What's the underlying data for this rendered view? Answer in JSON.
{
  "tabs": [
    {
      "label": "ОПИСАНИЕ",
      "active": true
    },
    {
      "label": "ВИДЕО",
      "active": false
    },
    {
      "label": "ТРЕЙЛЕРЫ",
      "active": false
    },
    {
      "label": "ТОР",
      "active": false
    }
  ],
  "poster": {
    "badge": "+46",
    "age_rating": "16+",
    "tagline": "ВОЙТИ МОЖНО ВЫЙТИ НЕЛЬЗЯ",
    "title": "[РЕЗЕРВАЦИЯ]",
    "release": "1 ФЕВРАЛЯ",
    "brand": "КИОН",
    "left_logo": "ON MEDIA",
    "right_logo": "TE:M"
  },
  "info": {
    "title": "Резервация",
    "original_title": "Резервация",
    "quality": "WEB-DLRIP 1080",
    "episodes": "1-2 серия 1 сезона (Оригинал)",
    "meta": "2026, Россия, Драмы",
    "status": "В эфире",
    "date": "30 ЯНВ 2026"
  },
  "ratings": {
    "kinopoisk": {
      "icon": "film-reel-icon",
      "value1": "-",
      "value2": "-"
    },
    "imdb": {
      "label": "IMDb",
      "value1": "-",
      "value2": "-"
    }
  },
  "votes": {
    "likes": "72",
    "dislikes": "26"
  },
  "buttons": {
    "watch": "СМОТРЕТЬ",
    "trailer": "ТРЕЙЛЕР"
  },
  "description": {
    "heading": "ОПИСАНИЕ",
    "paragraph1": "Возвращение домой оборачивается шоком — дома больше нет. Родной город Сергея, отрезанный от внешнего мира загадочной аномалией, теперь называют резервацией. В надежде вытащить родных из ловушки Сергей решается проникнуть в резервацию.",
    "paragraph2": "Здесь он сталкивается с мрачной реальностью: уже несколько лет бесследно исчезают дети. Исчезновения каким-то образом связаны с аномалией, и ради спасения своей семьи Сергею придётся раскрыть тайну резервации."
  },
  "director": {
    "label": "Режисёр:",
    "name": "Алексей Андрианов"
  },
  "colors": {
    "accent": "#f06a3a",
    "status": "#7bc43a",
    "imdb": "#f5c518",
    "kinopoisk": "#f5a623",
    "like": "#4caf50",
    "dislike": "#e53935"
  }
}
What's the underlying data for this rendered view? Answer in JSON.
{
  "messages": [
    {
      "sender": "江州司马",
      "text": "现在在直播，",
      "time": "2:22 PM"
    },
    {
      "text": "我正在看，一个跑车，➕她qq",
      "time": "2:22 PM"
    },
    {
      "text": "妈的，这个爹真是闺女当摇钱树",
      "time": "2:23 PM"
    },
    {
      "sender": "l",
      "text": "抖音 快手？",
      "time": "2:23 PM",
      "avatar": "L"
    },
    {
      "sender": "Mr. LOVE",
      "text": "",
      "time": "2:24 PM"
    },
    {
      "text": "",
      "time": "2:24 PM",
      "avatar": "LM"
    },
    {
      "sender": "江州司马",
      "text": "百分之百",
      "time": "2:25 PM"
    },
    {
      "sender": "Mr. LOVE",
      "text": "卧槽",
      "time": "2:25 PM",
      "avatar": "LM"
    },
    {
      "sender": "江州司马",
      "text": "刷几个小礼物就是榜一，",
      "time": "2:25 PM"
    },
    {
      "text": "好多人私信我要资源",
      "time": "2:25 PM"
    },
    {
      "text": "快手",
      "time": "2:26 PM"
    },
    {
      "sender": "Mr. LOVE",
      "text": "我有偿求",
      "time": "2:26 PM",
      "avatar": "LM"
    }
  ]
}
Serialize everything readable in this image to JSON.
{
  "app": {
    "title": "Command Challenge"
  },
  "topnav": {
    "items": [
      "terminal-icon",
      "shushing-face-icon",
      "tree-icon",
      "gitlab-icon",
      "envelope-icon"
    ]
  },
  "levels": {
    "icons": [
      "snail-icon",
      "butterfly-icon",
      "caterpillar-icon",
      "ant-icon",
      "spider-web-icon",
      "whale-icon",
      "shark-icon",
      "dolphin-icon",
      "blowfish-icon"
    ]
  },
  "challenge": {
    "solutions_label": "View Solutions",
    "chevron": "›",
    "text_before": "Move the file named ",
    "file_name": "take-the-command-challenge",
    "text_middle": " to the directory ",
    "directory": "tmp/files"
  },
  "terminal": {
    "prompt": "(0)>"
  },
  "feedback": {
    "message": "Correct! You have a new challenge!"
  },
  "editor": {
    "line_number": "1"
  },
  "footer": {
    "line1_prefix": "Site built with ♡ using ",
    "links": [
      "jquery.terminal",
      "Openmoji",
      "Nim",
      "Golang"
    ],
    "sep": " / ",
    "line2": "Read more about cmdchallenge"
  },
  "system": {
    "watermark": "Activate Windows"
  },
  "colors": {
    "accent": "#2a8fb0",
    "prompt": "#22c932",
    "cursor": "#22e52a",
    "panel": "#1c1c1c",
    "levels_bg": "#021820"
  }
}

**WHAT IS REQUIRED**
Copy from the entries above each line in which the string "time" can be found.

**RESPONSE TO THIS EXERCISE**
      "time": "2:22 PM"
      "time": "2:22 PM"
      "time": "2:23 PM"
      "time": "2:23 PM",
      "time": "2:24 PM"
      "time": "2:24 PM",
      "time": "2:25 PM"
      "time": "2:25 PM",
      "time": "2:25 PM"
      "time": "2:25 PM"
      "time": "2:26 PM"
      "time": "2:26 PM",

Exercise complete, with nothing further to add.